* _SUPPLIED DATA_
• • •

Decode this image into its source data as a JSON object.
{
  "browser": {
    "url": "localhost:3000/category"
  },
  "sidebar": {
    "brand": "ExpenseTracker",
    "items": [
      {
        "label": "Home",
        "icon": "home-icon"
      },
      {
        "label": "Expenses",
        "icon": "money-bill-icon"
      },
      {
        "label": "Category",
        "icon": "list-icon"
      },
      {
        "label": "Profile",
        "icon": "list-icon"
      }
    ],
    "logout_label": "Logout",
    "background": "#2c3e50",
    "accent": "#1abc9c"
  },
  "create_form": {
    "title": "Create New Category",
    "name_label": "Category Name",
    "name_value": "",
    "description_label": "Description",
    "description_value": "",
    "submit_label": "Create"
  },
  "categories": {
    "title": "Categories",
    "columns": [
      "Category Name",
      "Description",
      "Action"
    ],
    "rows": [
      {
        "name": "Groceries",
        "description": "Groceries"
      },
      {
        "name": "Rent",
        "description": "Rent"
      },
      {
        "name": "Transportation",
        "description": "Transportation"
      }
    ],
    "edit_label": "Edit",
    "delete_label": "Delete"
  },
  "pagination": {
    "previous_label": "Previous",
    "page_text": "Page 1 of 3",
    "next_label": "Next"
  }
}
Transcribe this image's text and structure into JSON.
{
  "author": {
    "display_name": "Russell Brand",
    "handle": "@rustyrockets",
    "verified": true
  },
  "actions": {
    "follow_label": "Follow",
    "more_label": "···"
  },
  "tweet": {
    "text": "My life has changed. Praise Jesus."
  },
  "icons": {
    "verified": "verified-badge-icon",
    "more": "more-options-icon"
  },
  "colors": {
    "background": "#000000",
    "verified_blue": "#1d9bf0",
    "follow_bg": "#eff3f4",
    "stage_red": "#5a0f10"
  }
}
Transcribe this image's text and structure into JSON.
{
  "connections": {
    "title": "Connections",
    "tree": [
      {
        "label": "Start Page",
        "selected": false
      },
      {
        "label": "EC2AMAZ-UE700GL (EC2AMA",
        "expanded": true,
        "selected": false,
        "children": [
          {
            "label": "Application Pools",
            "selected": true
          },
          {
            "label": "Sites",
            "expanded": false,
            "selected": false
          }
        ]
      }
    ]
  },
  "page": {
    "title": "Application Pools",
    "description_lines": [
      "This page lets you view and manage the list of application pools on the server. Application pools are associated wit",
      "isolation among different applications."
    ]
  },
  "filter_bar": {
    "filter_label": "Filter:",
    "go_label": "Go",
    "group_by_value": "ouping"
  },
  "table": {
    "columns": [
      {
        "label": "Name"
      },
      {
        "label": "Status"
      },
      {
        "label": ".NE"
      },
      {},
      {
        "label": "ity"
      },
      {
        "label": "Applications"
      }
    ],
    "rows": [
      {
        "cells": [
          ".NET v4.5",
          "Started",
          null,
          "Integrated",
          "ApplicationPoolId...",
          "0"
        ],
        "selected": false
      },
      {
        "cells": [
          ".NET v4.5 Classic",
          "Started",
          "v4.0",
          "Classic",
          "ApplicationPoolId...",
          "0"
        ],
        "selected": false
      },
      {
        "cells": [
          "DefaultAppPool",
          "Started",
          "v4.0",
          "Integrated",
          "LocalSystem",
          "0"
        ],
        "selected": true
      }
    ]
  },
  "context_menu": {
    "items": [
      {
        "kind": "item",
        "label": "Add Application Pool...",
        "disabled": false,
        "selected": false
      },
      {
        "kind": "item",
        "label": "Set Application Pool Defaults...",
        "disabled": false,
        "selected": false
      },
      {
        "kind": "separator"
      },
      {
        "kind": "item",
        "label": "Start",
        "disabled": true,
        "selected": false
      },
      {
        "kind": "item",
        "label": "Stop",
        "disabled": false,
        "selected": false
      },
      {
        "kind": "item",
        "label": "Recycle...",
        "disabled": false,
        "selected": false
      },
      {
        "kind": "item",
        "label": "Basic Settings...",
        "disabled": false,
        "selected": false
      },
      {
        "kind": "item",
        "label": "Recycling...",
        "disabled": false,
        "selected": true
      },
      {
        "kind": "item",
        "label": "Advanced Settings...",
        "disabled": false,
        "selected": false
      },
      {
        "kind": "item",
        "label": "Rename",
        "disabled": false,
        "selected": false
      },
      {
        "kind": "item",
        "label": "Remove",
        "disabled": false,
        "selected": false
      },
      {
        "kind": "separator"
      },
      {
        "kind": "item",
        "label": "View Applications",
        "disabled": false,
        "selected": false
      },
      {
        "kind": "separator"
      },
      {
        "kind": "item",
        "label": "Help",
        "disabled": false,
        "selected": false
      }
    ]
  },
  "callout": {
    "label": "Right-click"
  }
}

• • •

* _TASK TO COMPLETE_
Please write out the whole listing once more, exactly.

* _EXERCISE OUTPUT_
Decode this image into its source data as a JSON object.
{
  "browser": {
    "url": "localhost:3000/category"
  },
  "sidebar": {
    "brand": "ExpenseTracker",
    "items": [
      {
        "label": "Home",
        "icon": "home-icon"
      },
      {
        "label": "Expenses",
        "icon": "money-bill-icon"
      },
      {
        "label": "Category",
        "icon": "list-icon"
      },
      {
        "label": "Profile",
        "icon": "list-icon"
      }
    ],
    "logout_label": "Logout",
    "background": "#2c3e50",
    "accent": "#1abc9c"
  },
  "create_form": {
    "title": "Create New Category",
    "name_label": "Category Name",
    "name_value": "",
    "description_label": "Description",
    "description_value": "",
    "submit_label": "Create"
  },
  "categories": {
    "title": "Categories",
    "columns": [
      "Category Name",
      "Description",
      "Action"
    ],
    "rows": [
      {
        "name": "Groceries",
        "description": "Groceries"
      },
      {
        "name": "Rent",
        "description": "Rent"
      },
      {
        "name": "Transportation",
        "description": "Transportation"
      }
    ],
    "edit_label": "Edit",
    "delete_label": "Delete"
  },
  "pagination": {
    "previous_label": "Previous",
    "page_text": "Page 1 of 3",
    "next_label": "Next"
  }
}
Transcribe this image's text and structure into JSON.
{
  "author": {
    "display_name": "Russell Brand",
    "handle": "@rustyrockets",
    "verified": true
  },
  "actions": {
    "follow_label": "Follow",
    "more_label": "···"
  },
  "tweet": {
    "text": "My life has changed. Praise Jesus."
  },
  "icons": {
    "verified": "verified-badge-icon",
    "more": "more-options-icon"
  },
  "colors": {
    "background": "#000000",
    "verified_blue": "#1d9bf0",
    "follow_bg": "#eff3f4",
    "stage_red": "#5a0f10"
  }
}
Transcribe this image's text and structure into JSON.
{
  "connections": {
    "title": "Connections",
    "tree": [
      {
        "label": "Start Page",
        "selected": false
      },
      {
        "label": "EC2AMAZ-UE700GL (EC2AMA",
        "expanded": true,
        "selected": false,
        "children": [
          {
            "label": "Application Pools",
            "selected": true
          },
          {
            "label": "Sites",
            "expanded": false,
            "selected": false
          }
        ]
      }
    ]
  },
  "page": {
    "title": "Application Pools",
    "description_lines": [
      "This page lets you view and manage the list of application pools on the server. Application pools are associated wit",
      "isolation among different applications."
    ]
  },
  "filter_bar": {
    "filter_label": "Filter:",
    "go_label": "Go",
    "group_by_value": "ouping"
  },
  "table": {
    "columns": [
      {
        "label": "Name"
      },
      {
        "label": "Status"
      },
      {
        "label": ".NE"
      },
      {},
      {
        "label": "ity"
      },
      {
        "label": "Applications"
      }
    ],
    "rows": [
      {
        "cells": [
          ".NET v4.5",
          "Started",
          null,
          "Integrated",
          "ApplicationPoolId...",
          "0"
        ],
        "selected": false
      },
      {
        "cells": [
          ".NET v4.5 Classic",
          "Started",
          "v4.0",
          "Classic",
          "ApplicationPoolId...",
          "0"
        ],
        "selected": false
      },
      {
        "cells": [
          "DefaultAppPool",
          "Started",
          "v4.0",
          "Integrated",
          "LocalSystem",
          "0"
        ],
        "selected": true
      }
    ]
  },
  "context_menu": {
    "items": [
      {
        "kind": "item",
        "label": "Add Application Pool...",
        "disabled": false,
        "selected": false
      },
      {
        "kind": "item",
        "label": "Set Application Pool Defaults...",
        "disabled": false,
        "selected": false
      },
      {
        "kind": "separator"
      },
      {
        "kind": "item",
        "label": "Start",
        "disabled": true,
        "selected": false
      },
      {
        "kind": "item",
        "label": "Stop",
        "disabled": false,
        "selected": false
      },
      {
        "kind": "item",
        "label": "Recycle...",
        "disabled": false,
        "selected": false
      },
      {
        "kind": "item",
        "label": "Basic Settings...",
        "disabled": false,
        "selected": false
      },
      {
        "kind": "item",
        "label": "Recycling...",
        "disabled": false,
        "selected": true
      },
      {
        "kind": "item",
        "label": "Advanced Settings...",
        "disabled": false,
        "selected": false
      },
      {
        "kind": "item",
        "label": "Rename",
        "disabled": false,
        "selected": false
      },
      {
        "kind": "item",
        "label": "Remove",
        "disabled": false,
        "selected": false
      },
      {
        "kind": "separator"
      },
      {
        "kind": "item",
        "label": "View Applications",
        "disabled": false,
        "selected": false
      },
      {
        "kind": "separator"
      },
      {
        "kind": "item",
        "label": "Help",
        "disabled": false,
        "selected": false
      }
    ]
  },
  "callout": {
    "label": "Right-click"
  }
}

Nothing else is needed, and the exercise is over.